“This is an awesome and exciting day for me and my family, the opportunity of a lifetime,” he told the crowd of approximately 350 people at his introductory press conference at the KFC Yum! Center. “Standing here before you representing a school that has had two permanent basketball coaches since 1971., two hall of fame coaches, multiple final fours, multiple national championships, and multiple All-Americans … “

The new UofL coach was accompanied on the stage by his wife Christi, his daughters, Hailee, 11, and Lainee (12). His 3-year-old son Brayden also was there but not long, wandering the back of the meeting room where he was heavily pre-occupied with  Play Doh.

Former UofL Coach Denny Crum tells Chris Mack that he made a good decision to move his family to Louisville (Cindy Rice Shelton photo).

If Mack sounded like someone living the dream, it was because he has long admired UofL basketball. “I told the UofL players it was not easy to leave a situation in which less than 24 hours ago I was in another locker room with another group of players with a lot of tears,” he said. “To leave Xavier to come here, this place had to be pretty special. And it is, very special.”

Chris Mack became Vince Tyra’s first major hire since assuming athletic director responsibilities at UofL (Cindy Rice Shelton photo).

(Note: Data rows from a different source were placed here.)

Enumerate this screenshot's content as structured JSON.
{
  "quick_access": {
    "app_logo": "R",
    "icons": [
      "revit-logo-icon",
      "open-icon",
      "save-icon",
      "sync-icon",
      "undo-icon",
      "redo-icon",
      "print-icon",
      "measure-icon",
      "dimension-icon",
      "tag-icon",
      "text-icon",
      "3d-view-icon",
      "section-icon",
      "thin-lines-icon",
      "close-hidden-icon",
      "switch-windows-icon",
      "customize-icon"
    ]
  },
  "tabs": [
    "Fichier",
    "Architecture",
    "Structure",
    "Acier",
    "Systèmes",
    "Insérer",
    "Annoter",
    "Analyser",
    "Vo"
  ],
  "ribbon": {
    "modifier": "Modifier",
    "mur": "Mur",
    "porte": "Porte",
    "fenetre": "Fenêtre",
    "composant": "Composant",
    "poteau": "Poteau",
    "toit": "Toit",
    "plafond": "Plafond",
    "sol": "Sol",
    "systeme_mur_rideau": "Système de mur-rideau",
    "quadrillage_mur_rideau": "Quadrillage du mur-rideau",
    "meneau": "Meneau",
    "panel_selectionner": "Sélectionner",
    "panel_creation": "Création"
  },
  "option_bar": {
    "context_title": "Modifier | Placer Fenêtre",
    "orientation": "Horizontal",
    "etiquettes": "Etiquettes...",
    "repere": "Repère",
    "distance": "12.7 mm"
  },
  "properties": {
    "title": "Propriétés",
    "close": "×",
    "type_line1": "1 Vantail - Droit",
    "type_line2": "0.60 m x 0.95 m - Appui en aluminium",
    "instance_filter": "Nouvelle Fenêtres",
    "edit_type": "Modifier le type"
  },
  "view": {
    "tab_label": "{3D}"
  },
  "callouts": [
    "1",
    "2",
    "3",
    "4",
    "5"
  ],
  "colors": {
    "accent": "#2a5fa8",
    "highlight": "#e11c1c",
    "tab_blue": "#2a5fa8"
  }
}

Sharing his enthusiasm is his wife, the former Christi Hester, who grew up in the Louisville area. She was runner-up for Miss Kentucky Basketball as a senior at Holy Cross High School in 1996.  Runner-up to Jaime Richey, the sister of Jeff Walz, who coaches the UofL women’s basketball team.

During his nine-year tenure at Xavier University, Mack was considered a candidate for some other major coaching jobs, but chose not to leave. “Some people say, ‘Why go there (to Louisville?). He’s crazy’. I have never been afraid of a challenge. I faced a lot of adversity during my playing years (including ACL injuries in both knees).  It was a tough decision but in my heart I knew it was the right decision.”

Mack said it was not his job to look backwards but to look forward.  “I told these guys (the UofL players) that this is my final stop,” he said. “I’m never going to coach at another university, not in the NBA, or in high school. I can’t wait to get started.”